-- Task --
This exercise calls for the whole listing to be given again exactly, without images.

-- Exercise data --
___

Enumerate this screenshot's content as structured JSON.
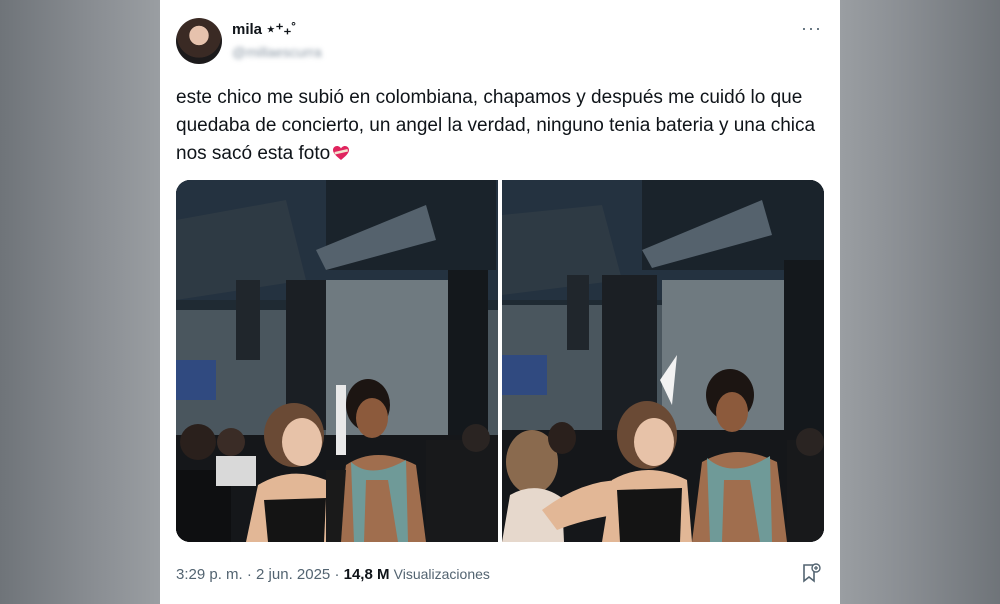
{
  "author": {
    "name": "mila ⋆⁺₊˚",
    "handle": "@millaescurra"
  },
  "post": {
    "text": "este chico me subió en colombiana, chapamos y después me cuidó lo que quedaba de concierto, un angel la verdad, ninguno tenia bateria y una chica nos sacó esta foto",
    "emoji": "heart-with-bandage",
    "time": "3:29 p. m.",
    "separator": " · ",
    "date": "2 jun. 2025",
    "views_count": "14,8 M",
    "views_label": "Visualizaciones"
  },
  "icons": {
    "more": "more-options-icon",
    "bookmark": "bookmark-icon"
  },
  "colors": {
    "text": "#0f1419",
    "secondary": "#536471",
    "heart": "#e0245e"
  }
}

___

-- Task result --
Enumerate this screenshot's content as structured JSON.
{
  "author": {
    "name": "mila ⋆⁺₊˚",
    "handle": "@millaescurra"
  },
  "post": {
    "text": "este chico me subió en colombiana, chapamos y después me cuidó lo que quedaba de concierto, un angel la verdad, ninguno tenia bateria y una chica nos sacó esta foto",
    "emoji": "heart-with-bandage",
    "time": "3:29 p. m.",
    "separator": " · ",
    "date": "2 jun. 2025",
    "views_count": "14,8 M",
    "views_label": "Visualizaciones"
  },
  "icons": {
    "more": "more-options-icon",
    "bookmark": "bookmark-icon"
  },
  "colors": {
    "text": "#0f1419",
    "secondary": "#536471",
    "heart": "#e0245e"
  }
}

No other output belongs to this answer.